Basketball is not one of my favorite sports. Generally speaking, the season is too long, teams don’t really play defense, scoring is too easy, and, when games are close at the end, the losing team constantly fouls the winning team to try and preserve clock time — what could be the most exciting part of the game is reduced to abject drudgery.
The NCAA Men’s Division I Basketball Championship, also known as “March Madness”, can be very exciting due to it’s single-elimination format, however, the way they play the last few minutes of close games mars an otherwise enjoyable experience.
I know that strategy works once in a while, but that doesn’t make it fun to watch.
As the NCAA tournament got closer this year, I began to wonder just how long, on average, the last two minutes of a game actually takes to play, and if the closeness of the score matters. So, during the tournament, I got out my trusty stopwatch (last seen during Super Bowl XLIV) and timed the last two minutes of as many games as I could.
Seen on a recently closed Boston sports bar located about three blocks from my apartment:
While I agree with the sentiment, I just wish whoever wrote it could spell.
When I walk by it almost every morning, I get a little embarrassed, and my OCD makes me twitch and begs me to stop and correct them. However, I know that as soon as I whip out a Sharpie and begin the correction I’d hear the “bwoop bwoop” from an NYPD cruiser, and then I’d have to explain/convince them that I was just correcting a fellow Yankees’ or Jets’ fan’s horrible spelling. They’d probably let me off with a warning out of loyalty to the teams or, more likely, because they’d think I was crazy.
I can’t be the only one who really wants to correct them, can I?
I guess this is what I have to look forward to seeing every time I open my door for the next two weeks:
Good thing I’m not a Jets fan.
If the Steelers win the Super Bowl, do you think he’ll leave it up for a while afterwards?
In mid-January, the Wall Street Journal analyzed the actual amount of play time of the average football game. They added up the amount of time the ball was actually alive and in play in four different games, and it averaged out to about 11 minutes. They concluded that the average game broadcast on TV shows 17 minutes of replays and 67 minutes of players standing around. With the biggest game of the year coming up, I decided to do my own analysis of the actual play time. Here are the results:

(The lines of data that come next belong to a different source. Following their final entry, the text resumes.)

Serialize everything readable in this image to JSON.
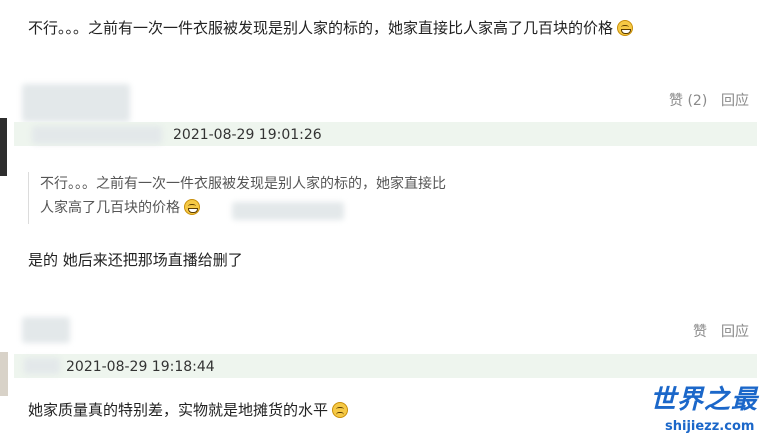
{
  "top_comment": {
    "text": "不行。。。之前有一次一件衣服被发现是别人家的标的，她家直接比人家高了几百块的价格",
    "emoji": "grinning-sweat-icon"
  },
  "reply1": {
    "like_label": "赞 (2)",
    "reply_label": "回应",
    "timestamp": "2021-08-29 19:01:26",
    "quote_line1": "不行。。。之前有一次一件衣服被发现是别人家的标的，她家直接比",
    "quote_line2": "人家高了几百块的价格",
    "body": "是的 她后来还把那场直播给删了"
  },
  "reply2": {
    "like_label": "赞",
    "reply_label": "回应",
    "timestamp": "2021-08-29 19:18:44",
    "body": "她家质量真的特别差，实物就是地摊货的水平"
  },
  "watermark": {
    "title": "世界之最",
    "url": "shijiezz.com"
  },
  "colors": {
    "band": "#eef5ee",
    "action": "#8a8a8a",
    "watermark": "#1b67c9"
  }
}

According to Newsday’s Neil Best (who has been following this for some time), the Tiger Woods story has graced the cover of the New York Post for 20 consecutive days. That’s one more than the old record held by 9/11.

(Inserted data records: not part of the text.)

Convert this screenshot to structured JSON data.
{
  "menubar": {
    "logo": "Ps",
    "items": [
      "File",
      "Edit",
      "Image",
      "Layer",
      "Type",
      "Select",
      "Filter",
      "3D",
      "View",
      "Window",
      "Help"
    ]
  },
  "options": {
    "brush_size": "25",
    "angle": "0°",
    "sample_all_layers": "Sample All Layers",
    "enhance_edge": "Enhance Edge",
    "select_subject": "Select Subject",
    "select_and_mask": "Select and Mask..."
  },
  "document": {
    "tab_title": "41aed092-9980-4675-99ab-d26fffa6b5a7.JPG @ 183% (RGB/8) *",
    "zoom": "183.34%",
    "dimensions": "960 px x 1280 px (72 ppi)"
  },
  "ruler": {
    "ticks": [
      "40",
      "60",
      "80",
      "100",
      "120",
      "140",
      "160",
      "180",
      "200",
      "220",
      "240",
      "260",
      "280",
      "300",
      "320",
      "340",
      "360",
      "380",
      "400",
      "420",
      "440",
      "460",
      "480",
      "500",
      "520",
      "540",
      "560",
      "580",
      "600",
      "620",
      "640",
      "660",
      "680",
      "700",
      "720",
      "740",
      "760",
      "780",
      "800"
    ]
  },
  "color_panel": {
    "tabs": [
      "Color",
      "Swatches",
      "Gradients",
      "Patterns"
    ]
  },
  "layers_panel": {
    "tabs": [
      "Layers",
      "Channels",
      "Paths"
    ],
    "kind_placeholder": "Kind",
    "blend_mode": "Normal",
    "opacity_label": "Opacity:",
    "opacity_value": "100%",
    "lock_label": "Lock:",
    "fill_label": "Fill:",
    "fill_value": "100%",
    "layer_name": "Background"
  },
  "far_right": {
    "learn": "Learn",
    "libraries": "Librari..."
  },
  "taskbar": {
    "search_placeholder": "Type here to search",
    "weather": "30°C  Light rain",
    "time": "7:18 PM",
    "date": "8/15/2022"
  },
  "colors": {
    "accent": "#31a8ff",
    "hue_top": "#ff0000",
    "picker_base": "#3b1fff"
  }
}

To commemorate this historic event, I’ve compiled the 20 consecutive covers below. Enjoy.
For the past several weeks, ESPN has been holding a “contest” to find the greatest sports highlight of all time. It concluded last night with Mike Eruzione’s “Miracle on Ice” goal winning the prize. The problem, in my opinion, is that it shouldn’t have been in the running in the first place.

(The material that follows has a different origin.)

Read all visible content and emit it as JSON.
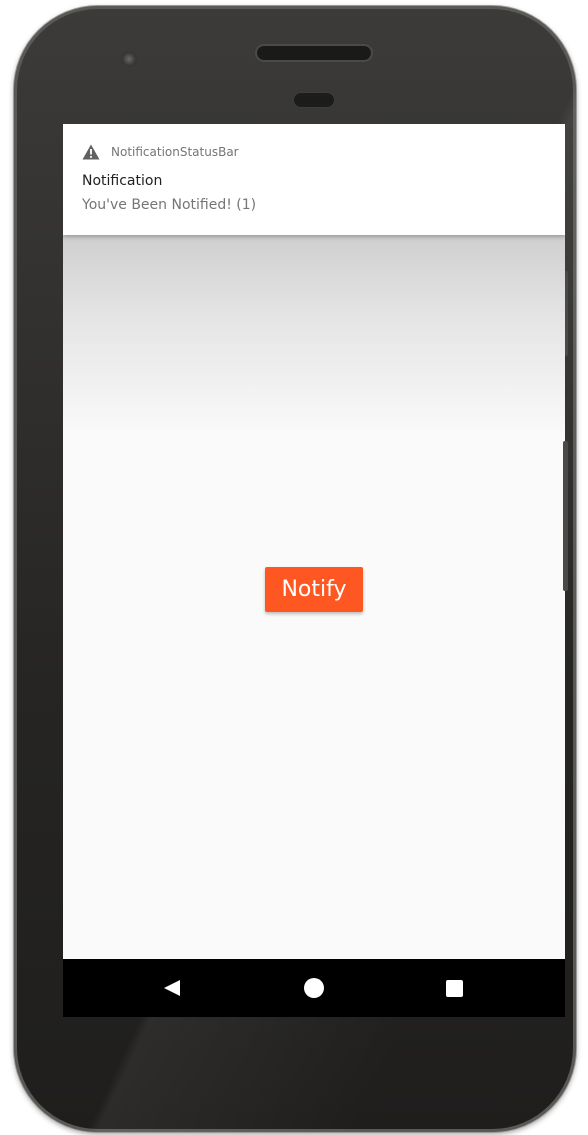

My problem is in the definition of a highlight, or more specifically, a sports highlight. Typically, each game or sporting event will have one or two moments that define the game. In this year’s Super Bowl, that moment was clearly the play where Eli Manning escaped a sack and threw the ball to David Tyree, who somehow managed to catch the ball with his helmet. What makes that play a great highlight is that if you take that play out of the Super Bowl, and put it into any game, even a pre-season game, it’s still a great play and a great highlight. A great highlight should be able to stand on it’s own without the urgency or need of the back story of the game it occurs in.
Eruzione’s goal was a nice play, but had it happened in any other game, it would be have been forgotten as just another goal. Take away the socio-political plot lines of a USA vs. Soviet hockey game, and that goal is just a goal.
Just a quick note to say that everyone at JMDC headquarters couldn’t be happier.
One of the fish in the tank seems to be a New England fan. The other fish are leaving him alone right now. He might die of disappointment.
Looks like the cafeteria at work made Super Bowl cookies with the logos of the Giants and Patriots. Is it a big surprise that most of the Giants cookies were bought, while a lot of the Patriots weren’t?
I find it interesting because, due to the sizes of the logos, the Patriots cookies are a better value since you get more cookie goodness for the same price.
There are about 32 college football bowl games, and they’re all sponsored by corporations. I’ve always felt that the corporate sponsorship missed the boat on them by not tying in more closely with the name and themes of the game. Below are a list of bowl games I’d like to see: